We all know that exercise improves muscle tone, strength and endurance, but is it safe during pregnancy?
Both the Society of Obstetricians and Gynaecologists of Canada and the American College of Obstetricians and Gynecologists (ACOG) recommend that pregnant women include exercise in their healthy lifestyle, as long as they have no medical or obstetrical complications. ACOG suggests a total of 30 minutes or more of moderate exercise every day, or on most days, throughout pregnancy.
Exercise in pregnancy can ease or eliminate aches and pains, leg cramps and circulatory challenges; strengthen pelvic floor muscles; and aid in the prevention of insomnia and pregnancy blues. In addition, exercise provides us with a better self-image, prepares our bodies for the physical journey of labour and birth, helps us retain our pre-pregnancy fitness levels and makes returning to our pre-pregnancy shape achievable.

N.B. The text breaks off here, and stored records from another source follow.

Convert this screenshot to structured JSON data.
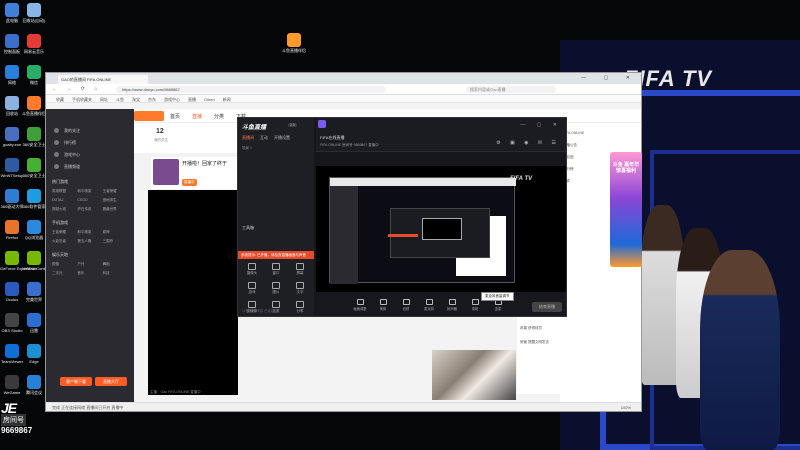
{
  "desktop": {
    "icons": [
      {
        "label": "此电脑",
        "color": "#3f7fd8"
      },
      {
        "label": "回收站(自动)",
        "color": "#89b4e6"
      },
      {
        "label": "控制面板",
        "color": "#3b6ecb"
      },
      {
        "label": "网易云音乐",
        "color": "#e33a3a"
      },
      {
        "label": "网络",
        "color": "#2a7fd8"
      },
      {
        "label": "微信",
        "color": "#2aae67"
      },
      {
        "label": "回收站",
        "color": "#8db2e0"
      },
      {
        "label": "斗鱼直播伴侣",
        "color": "#ff7a2b"
      },
      {
        "label": "goaby.exe",
        "color": "#4a6fc0"
      },
      {
        "label": "360安全卫士",
        "color": "#3fa03a"
      },
      {
        "label": "WinNTSetup",
        "color": "#2d5aa0"
      },
      {
        "label": "360安全卫士",
        "color": "#46b034"
      },
      {
        "label": "360驱动大师",
        "color": "#2f7dd2"
      },
      {
        "label": "360软件管家",
        "color": "#1f9be0"
      },
      {
        "label": "Firefox",
        "color": "#e8732b"
      },
      {
        "label": "QQ浏览器",
        "color": "#2b8ae0"
      },
      {
        "label": "GeForce Experience",
        "color": "#76b900"
      },
      {
        "label": "NVIDIA Control",
        "color": "#76b900"
      },
      {
        "label": "Oculus",
        "color": "#2a5ac0"
      },
      {
        "label": "完美世界",
        "color": "#3a6fd0"
      },
      {
        "label": "OBS Studio",
        "color": "#444444"
      },
      {
        "label": "迅雷",
        "color": "#2c6fd2"
      },
      {
        "label": "TeamViewer",
        "color": "#0e6fd8"
      },
      {
        "label": "Edge",
        "color": "#1f8fd4"
      },
      {
        "label": "WeGame",
        "color": "#3a3a3a"
      },
      {
        "label": "腾讯会议",
        "color": "#2a7fd8"
      }
    ],
    "file_icon_label": "斗鱼直播伴侣",
    "counter": {
      "logo": "JE",
      "tag": "房间号",
      "number": "9669867"
    },
    "wallpaper_brand": "FIFA TV"
  },
  "browser": {
    "tab_title": "GAO的直播间 FIFA ONLINE",
    "url": "https://www.douyu.com/9669867",
    "search_placeholder": "搜索内容或Gao直播",
    "bookmarks": [
      "收藏",
      "手机收藏夹",
      "网址",
      "斗鱼",
      "淘宝",
      "京东",
      "游戏中心",
      "直播",
      "Gihen",
      "新闻"
    ],
    "status_text": "完成 正在连接网络 直播间已开启 直播中",
    "zoom": "100%"
  },
  "douyu": {
    "header_items": [
      "首页",
      "直播",
      "分类",
      "下载"
    ],
    "nav": [
      "我的关注",
      "排行榜",
      "游戏中心",
      "直播频道"
    ],
    "categories": [
      {
        "title": "热门游戏",
        "items": [
          "英雄联盟",
          "和平精英",
          "王者荣耀",
          "DOTA2",
          "CSGO",
          "绝地求生",
          "穿越火线",
          "炉石传说",
          "魔兽世界"
        ]
      },
      {
        "title": "手机游戏",
        "items": [
          "王者荣耀",
          "和平精英",
          "原神",
          "火影忍者",
          "第五人格",
          "三国杀"
        ]
      },
      {
        "title": "娱乐天地",
        "items": [
          "颜值",
          "户外",
          "舞蹈",
          "二次元",
          "音乐",
          "科技"
        ]
      }
    ],
    "left_buttons": [
      "客户端下载",
      "直播大厅"
    ],
    "profile_count": "12",
    "profile_label": "我的关注",
    "card_title": "开播啦！回家了终于",
    "card_tag": "直播中",
    "right_rows": [
      "FIFA ONLINE",
      "主播公告",
      "粉丝团",
      "排行榜",
      "贵宾"
    ],
    "promo_text": "斗鱼 嘉年华 惊喜福利",
    "chat": [
      "欢迎来到直播间",
      "弹幕：球员卡",
      "1号选手 上线",
      "主播 好厉害",
      "恭喜 获得球员",
      "房管 提醒文明发言"
    ],
    "stream_info": "主播：Gao  FIFA ONLINE 直播中"
  },
  "tool": {
    "logo": "斗鱼直播",
    "version": "2.0",
    "tabs": [
      "直播间",
      "互动",
      "开播设置"
    ],
    "active_tab": 0,
    "scene_label": "场景 1",
    "source_label": "工具箱",
    "alert": "系统提示: 已开播，请检查直播画面与声音",
    "tiles": [
      "摄像头",
      "窗口",
      "屏幕",
      "游戏",
      "图片",
      "文字",
      "多媒体",
      "连麦",
      "分享"
    ],
    "footer": "斗鱼直播伴侣 已连接",
    "room_title": "FIFA在线直播",
    "room_meta": "FIFA ONLINE  房间号 9669867  直播中",
    "bottom_items": [
      "画面调整",
      "美颜",
      "滤镜",
      "麦克风",
      "扬声器",
      "录制",
      "连麦"
    ],
    "live_button": "结束直播",
    "tooltip": "麦克风音量调节"
  }
}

Although many sources compare natural childbirth (involving no pain medications or interventions) to running a marathon, I don’t suggest you start there. Choose your activity by taking into account your fitness level, as well as common sense safety precautions. Brisk walks, stair climbing, swimming and downloadable prenatal workouts are fantastic low-impact and low- or no-cost options. If you can afford to invest a little and you feel social, a group class like water aerobics, prenatal yoga or prenatal dance might be the perfect fit. Classes also allow you to meet other moms-to-be.
Now that you’re excited to get moving, don’t forget to prepare yourself well. Avoid overheating by wearing breathable, layered clothing; drink generous amounts of water before, during and after exercise to stay hydrated; wear comfortable running shoes with proper support for your ligaments and tendons; and, most importantly, know your limits but have fun!
Erin Peters, the director of Beauty-Well Inc. (www.beauty-well.ca), has been a maternal and infant wellness advocate for more than a decade. She is a certified prenatal childbirth instructor, birth doula, postpartum doula and lactation educator currently practicing in Grande Prairie, Alberta, using her knowledge to support families through pregnancy and beyond. She loves spending her free time with her husband and three children and freelance writing.by